Learn about the comparison among revenues, expenses, gains and losses.
1. Revenues and gains are similar in several ways, but some differences are significant, especially in displaying information about an enterprise’s performance. Revenues and expenses provide different kinds of information from gains and losses, or at least information with a different emphasis.
Revenues and expenses result from an enterprise’s on-going major or central operations and activities that constitute an enterprise’s process—that is, from activities such as producing or delivering goods, rendering services, lending, insuring, investing and financing.
In contrast, gains and losses result from incidental or peripheral transactions of an enterprise with other entities and from other events and circumstances affecting it.

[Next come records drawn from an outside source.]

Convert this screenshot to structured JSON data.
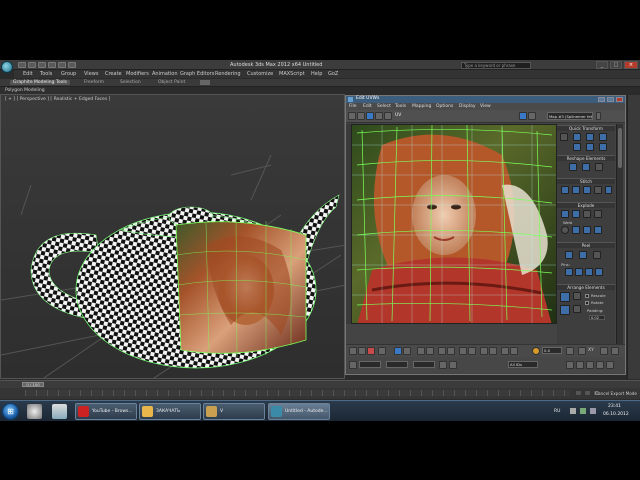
{
  "window": {
    "title": "Autodesk 3ds Max  2012 x64      Untitled",
    "search_placeholder": "Type a keyword or phrase"
  },
  "menu": [
    "Edit",
    "Tools",
    "Group",
    "Views",
    "Create",
    "Modifiers",
    "Animation",
    "Graph Editors",
    "Rendering",
    "Customize",
    "MAXScript",
    "Help",
    "GoZ"
  ],
  "ribbon": {
    "tabs": [
      "Graphite Modeling Tools",
      "Freeform",
      "Selection",
      "Object Paint"
    ],
    "sub_label": "Polygon Modeling"
  },
  "viewport": {
    "label": "[ + ] [ Perspective ] [ Realistic + Edged Faces ]"
  },
  "uv_editor": {
    "title": "Edit UVWs",
    "menu": [
      "File",
      "Edit",
      "Select",
      "Tools",
      "Mapping",
      "Options",
      "Display",
      "View"
    ],
    "uv_label": "UV",
    "map_dropdown": "Map #3 (Splinemer fete.kvadr...",
    "panel": {
      "quick_transform": "Quick Transform",
      "reshape": "Reshape Elements",
      "stitch": "Stitch",
      "explode": "Explode",
      "weld": "Weld",
      "peel": "Peel",
      "pins": "Pins:",
      "arrange": "Arrange Elements",
      "rescale": "Rescale",
      "rotate": "Rotate",
      "padding_label": "Padding:",
      "padding_value": "0.02"
    },
    "bottom": {
      "value_field": "0.0",
      "xy_label": "XY",
      "ids_dropdown": "All IDs"
    }
  },
  "timeline": {
    "frame": "0 / 100",
    "status": "Cancel Export Mode"
  },
  "taskbar": {
    "tasks": [
      "YouTube - Brows...",
      "ЗАКАЧАТЬ",
      "V",
      "Untitled - Autode..."
    ],
    "lang": "RU",
    "time": "23:41",
    "date": "06.10.2012"
  },
  "colors": {
    "uv_title_bar": "#3d5d7d",
    "accent_blue": "#3a78c8",
    "mesh_green": "#7cff5a"
  }
}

2. Some gains and losses may be considered operating gains and losses and may be closely related to revenue and expenses. Revenue and expenses are commonly displayed as gross inflows or outflows of net assets, while gains and losses are usually displayed as net inflows or outflows.
3. Distinctions between revenues and gains and between expenses and losses in a particular enterprise depend to a significant extent on the nature of the enterprise, its operations, and its other activities.
Items that are revenues for one kind of enterprise are gains for another, and items that are expenses for one kind of enterprise are losses for another. For example, investments in securities that may be sources of revenues and expenses for insurance or investment companies may be sources of gains and losses in manufacturing or merchandising firms.
Sales of furniture result in revenues and expenses and for a furniture manufacturer, a furniture jobber, or a retail furniture store, which are selling products or inventories, but usually result in gains or losses for an automobile manufacturer, a bank, a pharmaceutical company or a theatre, which are selling part of their facilities.
Technological changes may be sources of gains or losses to most kinds of enterprises but may be characteristic of the operations of high technology or research-oriented enterprises.
Events such as commodity price changes and foreign exchange rate changes that occur while assets are being used or produced or liabilities are owed may directly or indirectly affect the amount of revenues or expenses for most enterprises, but they are sources of revenues or expenses only for enterprises for which trading in foreign exchange or investing in securities is a major or central activity.
4. Revenues and expenses are normally displayed “gross” while gains and losses are normally displayed ‘net.’ For example, sales by a furniture manufacturer to furniture jobbers usually result in displays in financial statements of both the inflow and outflow aspects of the transaction—that is both revenues and expenses are displayed.
Revenues are a ‘gross’ amount reflecting actual or expected cash receipts from the sales. Expenses are also a ‘Gross’ amount reflecting actual or expected cash outlays to make or buy the assets sold. The expenses may then be deducted from the revenues to display a ‘net’ amount often called gross margin or gross profit on sale of product or output.
If, however, a pharmaceutical company or a theatre sells furniture, it normally displays only the ‘net’ gain or loss. That is, it deducts the carrying amount of the furniture sold from the net proceeds of the sale before displaying the effects of the transaction and normally displays only the ‘net’ gain or loss from sale of capital assets.
5. It is generally deemed useful or necessary to display both inflows and outflows aspects (revenue and expenses) of the transactions and activities that constitute an enterprise’s on-going major or central earning process. In contrast, it is generally considered adequate to display only the net results (gains or losses) of incidental or peripheral transactions or of the effects of other events or circumstances affecting an enterprise, although some details may be disclosed in financial statements, in notes, or outside the financial statements.
Since a primary purpose of distinguishing gains and losses from revenues and expenses is to make displays of information about an enterprise’s sources of comprehensive income as useful as possible, fine distinctions between revenues and gains and between expenses and losses are principally matters of meaningful reporting.